Exercise goal: Copy each line of the data below with the word "Content".

Data about app and page elements:
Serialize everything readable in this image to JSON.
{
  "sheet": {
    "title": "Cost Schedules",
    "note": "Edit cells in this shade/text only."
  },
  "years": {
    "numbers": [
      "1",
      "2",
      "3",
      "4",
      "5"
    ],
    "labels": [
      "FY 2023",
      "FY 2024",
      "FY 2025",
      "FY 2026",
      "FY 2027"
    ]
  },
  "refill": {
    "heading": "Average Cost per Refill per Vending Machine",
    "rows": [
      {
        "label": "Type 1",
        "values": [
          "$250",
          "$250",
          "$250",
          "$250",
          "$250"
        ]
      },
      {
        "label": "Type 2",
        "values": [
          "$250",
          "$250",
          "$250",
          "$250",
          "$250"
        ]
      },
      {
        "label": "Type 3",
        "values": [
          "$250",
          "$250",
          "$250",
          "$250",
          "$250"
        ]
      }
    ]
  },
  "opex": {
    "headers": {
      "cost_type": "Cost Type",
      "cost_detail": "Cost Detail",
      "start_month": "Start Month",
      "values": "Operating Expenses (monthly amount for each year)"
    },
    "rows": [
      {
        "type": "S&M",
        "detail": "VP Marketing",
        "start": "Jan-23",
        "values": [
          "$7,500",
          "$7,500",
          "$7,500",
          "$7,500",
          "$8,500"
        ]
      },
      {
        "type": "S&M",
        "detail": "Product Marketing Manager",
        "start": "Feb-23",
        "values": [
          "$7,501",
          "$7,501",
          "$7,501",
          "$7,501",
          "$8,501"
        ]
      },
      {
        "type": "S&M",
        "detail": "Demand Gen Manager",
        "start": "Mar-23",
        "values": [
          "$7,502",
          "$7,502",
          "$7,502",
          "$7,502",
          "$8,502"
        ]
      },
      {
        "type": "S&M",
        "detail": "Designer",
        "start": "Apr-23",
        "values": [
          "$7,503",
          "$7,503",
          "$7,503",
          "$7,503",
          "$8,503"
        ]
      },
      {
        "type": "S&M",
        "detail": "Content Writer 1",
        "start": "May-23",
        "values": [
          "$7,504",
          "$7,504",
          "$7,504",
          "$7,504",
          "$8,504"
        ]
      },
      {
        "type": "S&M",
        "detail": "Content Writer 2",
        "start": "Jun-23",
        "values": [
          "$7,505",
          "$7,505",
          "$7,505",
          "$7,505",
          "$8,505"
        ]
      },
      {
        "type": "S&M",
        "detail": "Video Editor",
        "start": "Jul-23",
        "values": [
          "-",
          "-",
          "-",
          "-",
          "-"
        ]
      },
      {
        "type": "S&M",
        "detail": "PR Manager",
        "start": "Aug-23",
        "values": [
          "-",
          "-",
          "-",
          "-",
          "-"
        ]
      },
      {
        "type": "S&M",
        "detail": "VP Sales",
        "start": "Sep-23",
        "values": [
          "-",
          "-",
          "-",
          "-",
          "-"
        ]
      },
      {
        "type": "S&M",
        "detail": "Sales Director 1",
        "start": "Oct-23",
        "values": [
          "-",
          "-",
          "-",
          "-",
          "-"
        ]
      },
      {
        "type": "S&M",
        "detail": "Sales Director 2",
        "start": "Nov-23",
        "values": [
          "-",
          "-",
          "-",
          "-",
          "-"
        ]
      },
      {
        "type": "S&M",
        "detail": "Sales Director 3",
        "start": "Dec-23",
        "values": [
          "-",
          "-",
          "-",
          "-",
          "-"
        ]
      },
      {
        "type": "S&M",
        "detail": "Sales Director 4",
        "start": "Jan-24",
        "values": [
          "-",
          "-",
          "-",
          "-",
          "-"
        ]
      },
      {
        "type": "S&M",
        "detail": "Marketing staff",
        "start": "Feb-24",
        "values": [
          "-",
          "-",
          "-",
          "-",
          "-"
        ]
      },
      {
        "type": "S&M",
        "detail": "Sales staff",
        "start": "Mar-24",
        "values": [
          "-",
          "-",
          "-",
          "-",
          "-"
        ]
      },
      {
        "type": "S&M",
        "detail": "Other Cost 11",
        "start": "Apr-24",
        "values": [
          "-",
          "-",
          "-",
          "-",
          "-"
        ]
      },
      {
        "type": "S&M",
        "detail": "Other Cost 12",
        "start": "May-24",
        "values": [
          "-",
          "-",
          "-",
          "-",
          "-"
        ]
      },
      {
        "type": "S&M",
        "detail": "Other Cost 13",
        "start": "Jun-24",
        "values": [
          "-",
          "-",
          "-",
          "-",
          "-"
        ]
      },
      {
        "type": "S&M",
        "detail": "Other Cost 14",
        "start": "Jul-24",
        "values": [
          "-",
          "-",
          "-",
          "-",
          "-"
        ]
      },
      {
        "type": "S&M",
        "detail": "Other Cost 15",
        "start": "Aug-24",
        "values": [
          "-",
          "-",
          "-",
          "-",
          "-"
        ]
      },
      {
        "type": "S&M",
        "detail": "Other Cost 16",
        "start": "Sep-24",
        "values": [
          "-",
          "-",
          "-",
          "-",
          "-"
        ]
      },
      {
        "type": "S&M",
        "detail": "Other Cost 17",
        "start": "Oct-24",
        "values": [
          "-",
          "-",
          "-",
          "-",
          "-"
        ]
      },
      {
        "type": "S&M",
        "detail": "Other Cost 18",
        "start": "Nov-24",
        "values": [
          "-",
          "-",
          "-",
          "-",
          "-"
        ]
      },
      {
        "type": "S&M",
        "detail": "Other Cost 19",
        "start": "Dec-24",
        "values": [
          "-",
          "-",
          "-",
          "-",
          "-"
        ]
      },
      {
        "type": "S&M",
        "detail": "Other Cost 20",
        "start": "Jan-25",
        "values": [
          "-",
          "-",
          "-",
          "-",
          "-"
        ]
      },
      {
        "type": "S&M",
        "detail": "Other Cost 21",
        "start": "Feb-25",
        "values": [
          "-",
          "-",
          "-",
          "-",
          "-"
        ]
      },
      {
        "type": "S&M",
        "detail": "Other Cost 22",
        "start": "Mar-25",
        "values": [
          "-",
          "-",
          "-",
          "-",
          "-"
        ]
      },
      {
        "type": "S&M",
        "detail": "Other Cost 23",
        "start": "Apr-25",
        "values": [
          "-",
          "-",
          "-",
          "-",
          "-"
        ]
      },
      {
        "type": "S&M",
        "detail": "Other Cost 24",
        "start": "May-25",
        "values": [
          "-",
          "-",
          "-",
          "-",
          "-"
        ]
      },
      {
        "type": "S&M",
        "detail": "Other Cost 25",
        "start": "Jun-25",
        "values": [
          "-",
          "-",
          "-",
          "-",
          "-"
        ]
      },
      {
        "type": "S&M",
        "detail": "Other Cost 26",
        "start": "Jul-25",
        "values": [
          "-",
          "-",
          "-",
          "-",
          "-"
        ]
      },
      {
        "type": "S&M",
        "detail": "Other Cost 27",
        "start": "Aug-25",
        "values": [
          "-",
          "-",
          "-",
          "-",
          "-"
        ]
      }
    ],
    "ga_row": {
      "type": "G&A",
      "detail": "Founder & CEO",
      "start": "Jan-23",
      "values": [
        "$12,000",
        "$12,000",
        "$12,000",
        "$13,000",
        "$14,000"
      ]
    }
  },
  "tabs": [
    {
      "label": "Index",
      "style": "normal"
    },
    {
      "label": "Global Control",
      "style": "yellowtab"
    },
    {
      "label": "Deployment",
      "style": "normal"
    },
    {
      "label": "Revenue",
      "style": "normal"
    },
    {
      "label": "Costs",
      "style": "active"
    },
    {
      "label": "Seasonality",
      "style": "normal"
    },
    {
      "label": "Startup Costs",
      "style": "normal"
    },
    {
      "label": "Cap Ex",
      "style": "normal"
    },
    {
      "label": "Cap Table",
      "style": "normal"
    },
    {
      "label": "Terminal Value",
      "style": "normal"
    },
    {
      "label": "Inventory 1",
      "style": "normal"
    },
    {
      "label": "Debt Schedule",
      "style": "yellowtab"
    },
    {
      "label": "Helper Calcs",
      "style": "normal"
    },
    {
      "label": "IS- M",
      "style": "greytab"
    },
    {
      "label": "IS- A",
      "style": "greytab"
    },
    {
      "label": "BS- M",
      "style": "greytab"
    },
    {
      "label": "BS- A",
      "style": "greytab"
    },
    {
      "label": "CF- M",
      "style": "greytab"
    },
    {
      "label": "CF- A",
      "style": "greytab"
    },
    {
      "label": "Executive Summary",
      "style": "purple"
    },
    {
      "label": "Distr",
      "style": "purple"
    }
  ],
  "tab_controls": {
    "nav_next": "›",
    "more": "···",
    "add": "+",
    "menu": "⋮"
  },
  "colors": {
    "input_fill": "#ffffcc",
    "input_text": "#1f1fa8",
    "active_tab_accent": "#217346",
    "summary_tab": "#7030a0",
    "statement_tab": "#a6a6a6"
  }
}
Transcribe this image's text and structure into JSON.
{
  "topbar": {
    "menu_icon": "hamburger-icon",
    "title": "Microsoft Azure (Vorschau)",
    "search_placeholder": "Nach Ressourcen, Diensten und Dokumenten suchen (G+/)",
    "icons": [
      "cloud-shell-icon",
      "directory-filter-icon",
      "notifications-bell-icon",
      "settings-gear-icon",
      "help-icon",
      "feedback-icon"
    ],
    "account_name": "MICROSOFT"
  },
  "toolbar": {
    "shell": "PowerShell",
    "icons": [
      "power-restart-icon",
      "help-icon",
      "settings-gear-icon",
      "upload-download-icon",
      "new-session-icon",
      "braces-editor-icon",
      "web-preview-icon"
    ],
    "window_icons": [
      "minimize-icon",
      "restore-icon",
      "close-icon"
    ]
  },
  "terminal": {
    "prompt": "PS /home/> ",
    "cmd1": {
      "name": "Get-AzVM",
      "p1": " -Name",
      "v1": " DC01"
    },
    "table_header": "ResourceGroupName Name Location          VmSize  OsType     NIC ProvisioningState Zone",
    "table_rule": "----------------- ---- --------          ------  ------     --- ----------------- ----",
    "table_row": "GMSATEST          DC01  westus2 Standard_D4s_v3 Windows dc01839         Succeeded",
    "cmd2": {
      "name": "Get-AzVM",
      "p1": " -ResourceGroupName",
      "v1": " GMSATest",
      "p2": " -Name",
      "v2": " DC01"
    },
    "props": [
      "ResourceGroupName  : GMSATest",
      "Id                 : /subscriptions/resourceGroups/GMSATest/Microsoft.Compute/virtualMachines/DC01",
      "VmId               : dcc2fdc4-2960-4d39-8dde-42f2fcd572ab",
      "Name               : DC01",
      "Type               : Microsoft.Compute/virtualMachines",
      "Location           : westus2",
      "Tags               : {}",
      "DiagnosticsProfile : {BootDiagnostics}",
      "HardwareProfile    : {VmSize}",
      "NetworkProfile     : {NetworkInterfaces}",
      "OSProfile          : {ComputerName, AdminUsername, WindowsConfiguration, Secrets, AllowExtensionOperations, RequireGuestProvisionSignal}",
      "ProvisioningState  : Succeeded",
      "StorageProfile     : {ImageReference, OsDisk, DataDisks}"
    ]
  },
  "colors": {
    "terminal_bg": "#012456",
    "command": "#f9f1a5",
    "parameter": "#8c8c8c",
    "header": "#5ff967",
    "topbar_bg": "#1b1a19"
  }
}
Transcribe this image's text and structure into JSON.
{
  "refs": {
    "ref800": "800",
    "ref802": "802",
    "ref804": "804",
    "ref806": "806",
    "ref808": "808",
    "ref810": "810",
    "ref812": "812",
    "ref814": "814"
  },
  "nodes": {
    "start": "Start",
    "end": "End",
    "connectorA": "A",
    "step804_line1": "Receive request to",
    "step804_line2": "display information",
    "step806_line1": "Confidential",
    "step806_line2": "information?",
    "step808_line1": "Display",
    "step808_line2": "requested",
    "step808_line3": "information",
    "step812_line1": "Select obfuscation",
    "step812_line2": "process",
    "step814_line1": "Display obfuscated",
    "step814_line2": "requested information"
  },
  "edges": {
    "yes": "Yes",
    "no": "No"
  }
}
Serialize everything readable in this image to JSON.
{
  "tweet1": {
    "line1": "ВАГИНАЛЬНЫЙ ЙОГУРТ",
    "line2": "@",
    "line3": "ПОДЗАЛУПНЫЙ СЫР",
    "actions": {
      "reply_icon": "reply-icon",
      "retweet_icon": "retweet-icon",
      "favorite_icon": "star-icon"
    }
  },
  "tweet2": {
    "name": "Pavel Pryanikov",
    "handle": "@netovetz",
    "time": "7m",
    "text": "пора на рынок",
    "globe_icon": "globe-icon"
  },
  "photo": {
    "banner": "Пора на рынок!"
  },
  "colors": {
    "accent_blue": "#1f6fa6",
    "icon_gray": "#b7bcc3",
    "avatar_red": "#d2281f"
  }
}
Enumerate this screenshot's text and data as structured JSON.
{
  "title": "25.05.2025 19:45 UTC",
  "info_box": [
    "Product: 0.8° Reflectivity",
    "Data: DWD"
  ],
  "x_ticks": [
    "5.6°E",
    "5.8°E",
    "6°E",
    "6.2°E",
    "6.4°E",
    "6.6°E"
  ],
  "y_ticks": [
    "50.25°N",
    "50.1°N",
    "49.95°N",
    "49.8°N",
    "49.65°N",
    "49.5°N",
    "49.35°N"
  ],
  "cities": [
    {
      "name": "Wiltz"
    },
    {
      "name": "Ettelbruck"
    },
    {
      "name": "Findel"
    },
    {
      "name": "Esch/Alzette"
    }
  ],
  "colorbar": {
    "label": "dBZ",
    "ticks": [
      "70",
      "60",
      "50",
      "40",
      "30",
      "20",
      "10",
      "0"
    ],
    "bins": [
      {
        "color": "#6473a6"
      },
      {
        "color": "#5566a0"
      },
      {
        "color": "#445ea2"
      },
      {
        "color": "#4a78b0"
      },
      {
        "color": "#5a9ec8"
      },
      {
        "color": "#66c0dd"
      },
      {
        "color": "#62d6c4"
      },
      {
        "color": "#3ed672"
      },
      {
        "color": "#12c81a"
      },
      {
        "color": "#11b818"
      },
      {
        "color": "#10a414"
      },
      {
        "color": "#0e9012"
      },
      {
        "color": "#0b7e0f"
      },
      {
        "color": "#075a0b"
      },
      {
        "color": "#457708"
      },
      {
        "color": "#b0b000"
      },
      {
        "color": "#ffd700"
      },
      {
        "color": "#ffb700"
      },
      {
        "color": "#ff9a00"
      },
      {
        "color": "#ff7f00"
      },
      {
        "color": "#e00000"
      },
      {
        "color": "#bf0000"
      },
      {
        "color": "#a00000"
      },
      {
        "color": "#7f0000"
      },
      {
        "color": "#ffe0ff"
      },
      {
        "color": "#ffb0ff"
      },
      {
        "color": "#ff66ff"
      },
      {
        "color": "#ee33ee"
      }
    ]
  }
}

Your response:
        "detail": "Content Writer 1",
        "detail": "Content Writer 2",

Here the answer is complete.